He speaks English, and translates for his mother. He was born right here. He is an American, he says.
The older son, Hector Mendoza, 9, proudly names his school.
“Harold C. Johnson Elementary School, York,” Hector said. “Fourth grade.”
The mother spoke Spanish, but the importance of her children going to school in America was clear. She is asked about the father, the husband.
“Construction,” she said. He was at work.
On any construction site in York County there are immigrants hammering and sawing and pouring concrete in the 90-degree heat. That law struck down would have made many of them want to hide after such honest labor.
The law would have meant, according to the judge’s opinion handed down Tuesday, that “taking a bus or driving home at the end of the workday would be ‘transporting’ oneself to the shelter of one’s home to avoid detection.”

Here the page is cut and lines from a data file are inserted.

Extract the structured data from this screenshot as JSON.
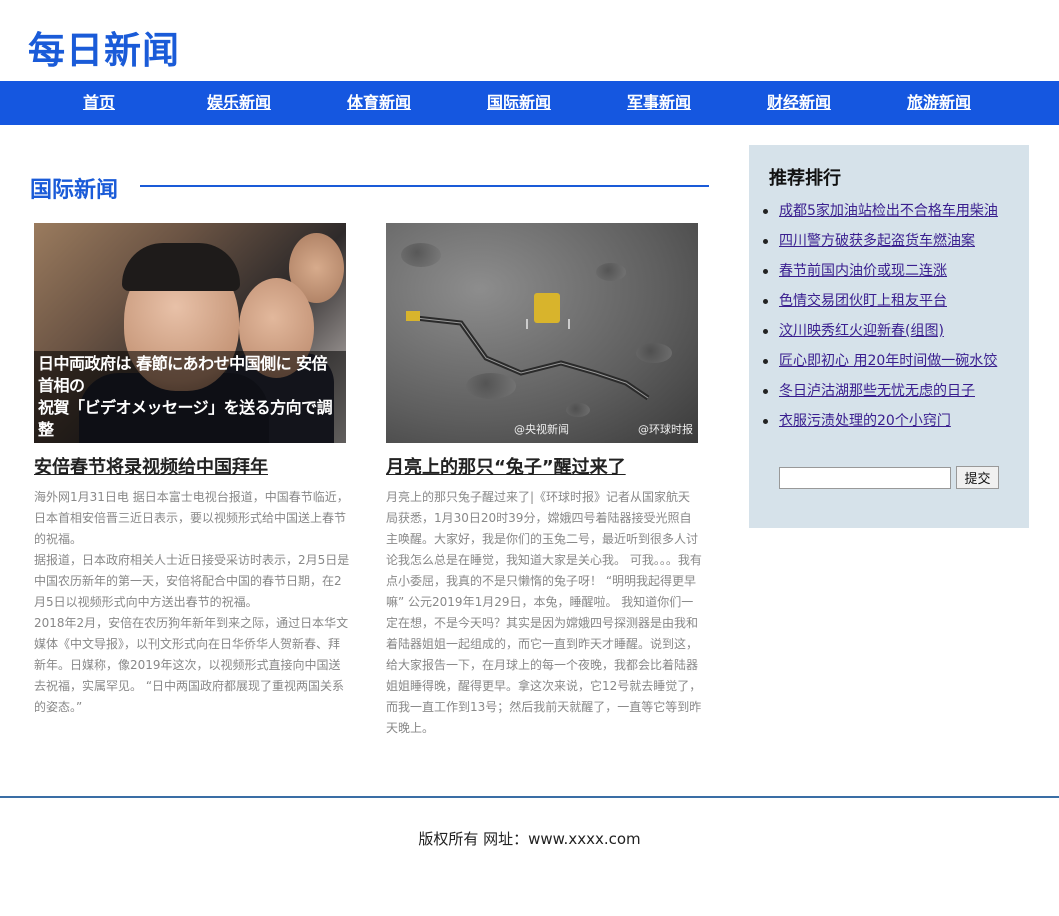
{
  "site": {
    "title": "每日新闻"
  },
  "nav": {
    "items": [
      "首页",
      "娱乐新闻",
      "体育新闻",
      "国际新闻",
      "军事新闻",
      "财经新闻",
      "旅游新闻"
    ]
  },
  "section": {
    "title": "国际新闻"
  },
  "articles": [
    {
      "image_caption_line1": "日中両政府は 春節にあわせ中国側に 安倍首相の",
      "image_caption_line2": "祝賀「ビデオメッセージ」を送る方向で調整",
      "headline": "安倍春节将录视频给中国拜年",
      "paragraphs": [
        "海外网1月31日电 据日本富士电视台报道，中国春节临近，日本首相安倍晋三近日表示，要以视频形式给中国送上春节的祝福。",
        "据报道，日本政府相关人士近日接受采访时表示，2月5日是中国农历新年的第一天，安倍将配合中国的春节日期，在2月5日以视频形式向中方送出春节的祝福。",
        "2018年2月，安倍在农历狗年新年到来之际，通过日本华文媒体《中文导报》，以刊文形式向在日华侨华人贺新春、拜新年。日媒称，像2019年这次，以视频形式直接向中国送去祝福，实属罕见。 “日中两国政府都展现了重视两国关系的姿态。”"
      ]
    },
    {
      "image_watermark_1": "@央视新闻",
      "image_watermark_2": "@环球时报",
      "headline": "月亮上的那只“兔子”醒过来了",
      "paragraphs": [
        "月亮上的那只兔子醒过来了|《环球时报》记者从国家航天局获悉，1月30日20时39分，嫦娥四号着陆器接受光照自主唤醒。大家好，我是你们的玉兔二号，最近听到很多人讨论我怎么总是在睡觉，我知道大家是关心我。 可我。。。我有点小委屈，我真的不是只懒惰的兔子呀！ “明明我起得更早嘛” 公元2019年1月29日，本兔，睡醒啦。 我知道你们一定在想，不是今天吗？其实是因为嫦娥四号探测器是由我和着陆器姐姐一起组成的，而它一直到昨天才睡醒。说到这，给大家报告一下，在月球上的每一个夜晚，我都会比着陆器姐姐睡得晚，醒得更早。拿这次来说，它12号就去睡觉了，而我一直工作到13号；然后我前天就醒了，一直等它等到昨天晚上。"
      ]
    }
  ],
  "sidebar": {
    "title": "推荐排行",
    "items": [
      "成都5家加油站检出不合格车用柴油",
      "四川警方破获多起盗货车燃油案",
      "春节前国内油价或现二连涨",
      "色情交易团伙盯上租友平台",
      "汶川映秀红火迎新春(组图)",
      "匠心即初心 用20年时间做一碗水饺",
      "冬日泸沽湖那些无忧无虑的日子",
      "衣服污渍处理的20个小窍门"
    ],
    "search_value": "",
    "submit_label": "提交"
  },
  "footer": {
    "text": "版权所有 网址：www.xxxx.com"
  },
  "colors": {
    "brand": "#1a5bd8",
    "nav_bg": "#1557e0",
    "sidebar_bg": "#d6e2ea",
    "link": "#3a1f8f"
  }
}
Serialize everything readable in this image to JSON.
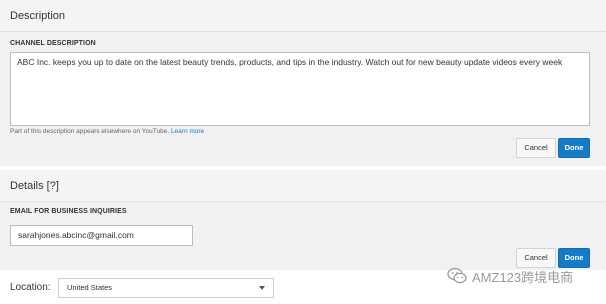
{
  "description_section": {
    "heading": "Description",
    "field_label": "CHANNEL DESCRIPTION",
    "value": "ABC Inc. keeps you up to date on the latest beauty trends, products, and tips in the industry. Watch out for new beauty update videos every week",
    "note": "Part of this description appears elsewhere on YouTube.",
    "note_link": "Learn more",
    "cancel_label": "Cancel",
    "done_label": "Done"
  },
  "details_section": {
    "heading": "Details [?]",
    "field_label": "EMAIL FOR BUSINESS INQUIRIES",
    "email_value": "sarahjones.abcinc@gmail.com",
    "cancel_label": "Cancel",
    "done_label": "Done"
  },
  "location": {
    "label": "Location:",
    "selected": "United States"
  },
  "watermark": {
    "text": "AMZ123跨境电商",
    "icon": "wechat-icon"
  },
  "colors": {
    "primary_button": "#167ac6",
    "link": "#167ac6",
    "panel_background": "#f1f1f1"
  }
}
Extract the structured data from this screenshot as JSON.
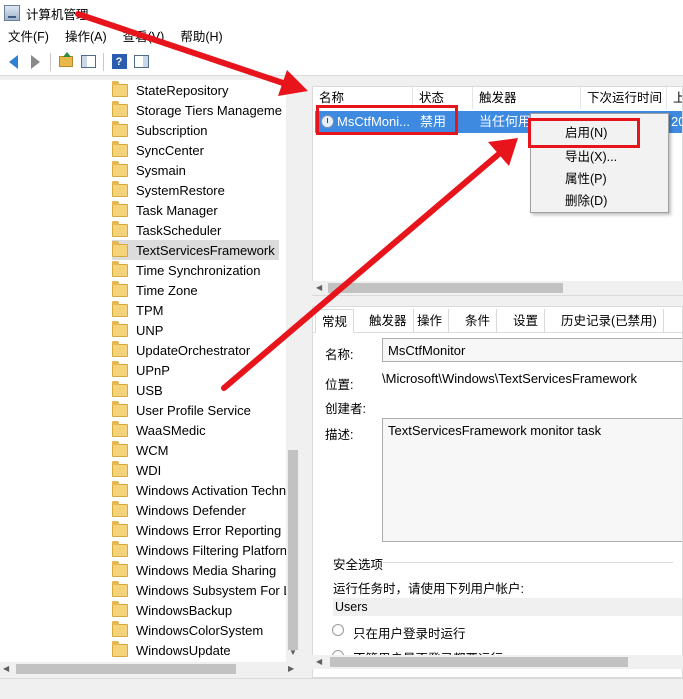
{
  "window": {
    "title": "计算机管理"
  },
  "menubar": {
    "items": [
      "文件(F)",
      "操作(A)",
      "查看(V)",
      "帮助(H)"
    ]
  },
  "toolbar": {
    "help_label": "?"
  },
  "tree": {
    "items": [
      "StateRepository",
      "Storage Tiers Manageme",
      "Subscription",
      "SyncCenter",
      "Sysmain",
      "SystemRestore",
      "Task Manager",
      "TaskScheduler",
      "TextServicesFramework",
      "Time Synchronization",
      "Time Zone",
      "TPM",
      "UNP",
      "UpdateOrchestrator",
      "UPnP",
      "USB",
      "User Profile Service",
      "WaaSMedic",
      "WCM",
      "WDI",
      "Windows Activation Techn",
      "Windows Defender",
      "Windows Error Reporting",
      "Windows Filtering Platforn",
      "Windows Media Sharing",
      "Windows Subsystem For L",
      "WindowsBackup",
      "WindowsColorSystem",
      "WindowsUpdate"
    ],
    "selected": "TextServicesFramework"
  },
  "task_list": {
    "columns": [
      "名称",
      "状态",
      "触发器",
      "下次运行时间",
      "上"
    ],
    "row": {
      "name": "MsCtfMoni...",
      "status": "禁用",
      "trigger": "当任何用户登录时",
      "extra": "20"
    }
  },
  "context_menu": {
    "items": [
      "启用(N)",
      "导出(X)...",
      "属性(P)",
      "删除(D)"
    ]
  },
  "details": {
    "tabs": [
      "常规",
      "触发器",
      "操作",
      "条件",
      "设置",
      "历史记录(已禁用)"
    ],
    "name_label": "名称:",
    "name_value": "MsCtfMonitor",
    "location_label": "位置:",
    "location_value": "\\Microsoft\\Windows\\TextServicesFramework",
    "author_label": "创建者:",
    "desc_label": "描述:",
    "desc_value": "TextServicesFramework monitor task",
    "security_title": "安全选项",
    "run_as_text": "运行任务时，请使用下列用户帐户:",
    "user_value": "Users",
    "radio_1": "只在用户登录时运行",
    "radio_2": "不管用户是否登录都要运行"
  },
  "colors": {
    "selection": "#3e8ae0",
    "annotation": "#e8141c"
  }
}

From one of those houses in York at lunchtime Wednesday spilled out two women and a man. They had worked a hard half-day already at Stacy’s Greenhouses north of York. A pair of small boys, born here of Mexican parents, played in the yard.
“I ask for nothing,” Luis Gobea said. “We just want our kids to have a better life.”
Gobea, here from Mexico for 13 years, talked about how he and his wife pay taxes on income, how they pay for their home, and they pay for vehicles and insurance and all the rest.
Besides Gobea and his wife working in the brutally hard job of raising plants and trees, his mother who lives with him works there, too. She is 48, and her eyes shone Wednesday with the gleam of an honest day’s work at a wage that helps pay the bills.
Gobea expects his children, born right here, to succeed in school and get jobs that are not in fields or on lawns.
“College,” Gobea said. “That’s what a father wants for his kids, why I work.”
In the side yard was a covered lawnmower.
“My second job,” he said. “I have to go back to my first job now.”